Tilda Swinton, Tom Hiddleston, Mia Wasikowska, John Hurt, Anton Yelchin, Jeffrey Wright, Slimane Dazi, Yasmine Hamdan, White Hills


Adam (Tom Hiddleston), an underground musician, deeply depressed by the direction of human activities, reunites with his lover for centuries Eve (Tilda Swinton). Their love is interrupted and tasted by Eve's wild and uncontrollable little sister Ava (Mia Wasikowska).


After years and years of humiliation, thanks to Jim Jarmusch, the vampire genre finally reappropriates of its dignity.

With its quiet tempo, Only Lovers Left Alive is a stylish, philosophical, and deeply melancholic film that drags the viewer into the deepest solitude.

The story is simple, yet great, but it isn't that vital, as it comes second to the characters. Apart from being two eternal lovers of ethereal beauty, Adam and Eve are very interesting characters. 
Desolate streets, cities, all seen through the window of a car. There are only Adam and Eve, alone. Two lovers who have seen everything and have resigned themselves to the decadence of modern society. A decadence "performed" by humans/zombies, which destroy their fellowmen, nature, and the beauty inherited from the past - just think of the Michigan Theatre, once a glorious place and now a car park. 
They are wise, and mature, and their conversations are passionate and fascinating. Life tends to lose meaning when one has lived so long, but as long as we have somebody to share our life with, everything will make sense - and that's what happens when Adam and Eve reunite.

There is one particular scene that stuck with me: when Adam was captured by the singing of a Lebanese singer and was informed by Eve that she could become famous one day. It's right there when we see Adam's attitude towards the contemporary society at its best. He hopes that she won't become famous, so to stay true to her art, and not lose who she is in the blur of the stars. 

The beautifully romantic, gloomy and decadent atmosphere, the sublime photography, and the retro settings enrapture and envelop the viewer in a halo of melancholy.
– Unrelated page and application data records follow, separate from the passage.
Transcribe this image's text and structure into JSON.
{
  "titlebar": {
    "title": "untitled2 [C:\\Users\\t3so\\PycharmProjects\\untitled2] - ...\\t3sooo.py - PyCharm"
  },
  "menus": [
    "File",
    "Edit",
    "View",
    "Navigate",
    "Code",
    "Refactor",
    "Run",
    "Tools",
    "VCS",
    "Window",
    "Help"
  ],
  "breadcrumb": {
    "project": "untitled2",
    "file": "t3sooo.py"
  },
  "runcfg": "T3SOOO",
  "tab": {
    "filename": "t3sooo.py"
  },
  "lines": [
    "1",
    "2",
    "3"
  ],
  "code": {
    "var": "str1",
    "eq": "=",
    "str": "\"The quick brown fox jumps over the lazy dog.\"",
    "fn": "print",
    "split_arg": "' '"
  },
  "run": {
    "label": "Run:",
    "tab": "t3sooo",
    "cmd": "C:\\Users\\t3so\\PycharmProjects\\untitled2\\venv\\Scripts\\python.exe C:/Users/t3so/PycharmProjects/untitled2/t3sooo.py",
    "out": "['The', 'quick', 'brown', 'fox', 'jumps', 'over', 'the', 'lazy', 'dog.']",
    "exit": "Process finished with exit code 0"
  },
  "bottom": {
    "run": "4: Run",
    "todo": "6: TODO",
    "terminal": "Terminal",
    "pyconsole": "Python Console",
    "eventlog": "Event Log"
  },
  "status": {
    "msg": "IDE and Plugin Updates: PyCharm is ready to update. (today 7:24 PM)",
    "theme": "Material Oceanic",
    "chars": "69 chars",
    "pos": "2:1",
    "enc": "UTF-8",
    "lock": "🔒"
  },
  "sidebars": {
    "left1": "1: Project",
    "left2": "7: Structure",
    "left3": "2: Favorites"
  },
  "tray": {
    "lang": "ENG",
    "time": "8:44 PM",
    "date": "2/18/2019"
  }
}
The music is flawless: carefully selected, always suitable, omnipresent yet never intrusive.

If nothing of what you have just read makes you want to watch this film, do it then for the stunning acting. Tom Hiddleston delivers a wonderful performance as Adam - if you think he was great as Loki, you should definitely see him in here. Tilda Swinton is superb as always. John Hurt well plays Christopher Marlowe. Mia Wasikowska is terrific as usual as Swinton's sister.

I read that Michael Fassbender was in talks to play Adam - and I bet you all know how much I love him - but it's really hard to imagine a pair of actors more perfect for these parts. And with such a great chemistry.


Eve: How can you've live for so long and still not get it? This self obsession is a waste of living. It could be spend in surviving things, appreciating nature, nurturing kindness and friendship, and dancing. You have been pretty lucky in love though, if I may say so.

Eve: I'm sure she'll be very famous.
Adam: God, I hope not. She's way too good for that.


  1. Great review! This was one of my must see movies the year it came out, then I ended up being a bit disappointed with it. I guess I'd built it up too high in my mind. Still, not a bad film and Swinton and Hiddleston were perfect. You're right, I couldn't imagine anyone else in those roles.

  2. I'm such a Negative Nancy today...I hated this film. It bored me to tears. Nothing happens and I lost interest in their pontificating rather early on. The worst part is that I badly wanted to see this and when I did, I got nothing. Sigh.

    1. I'm sorry you didn't like it, but I'm glad that you took some time to share your opinion. I love knowing what other people think.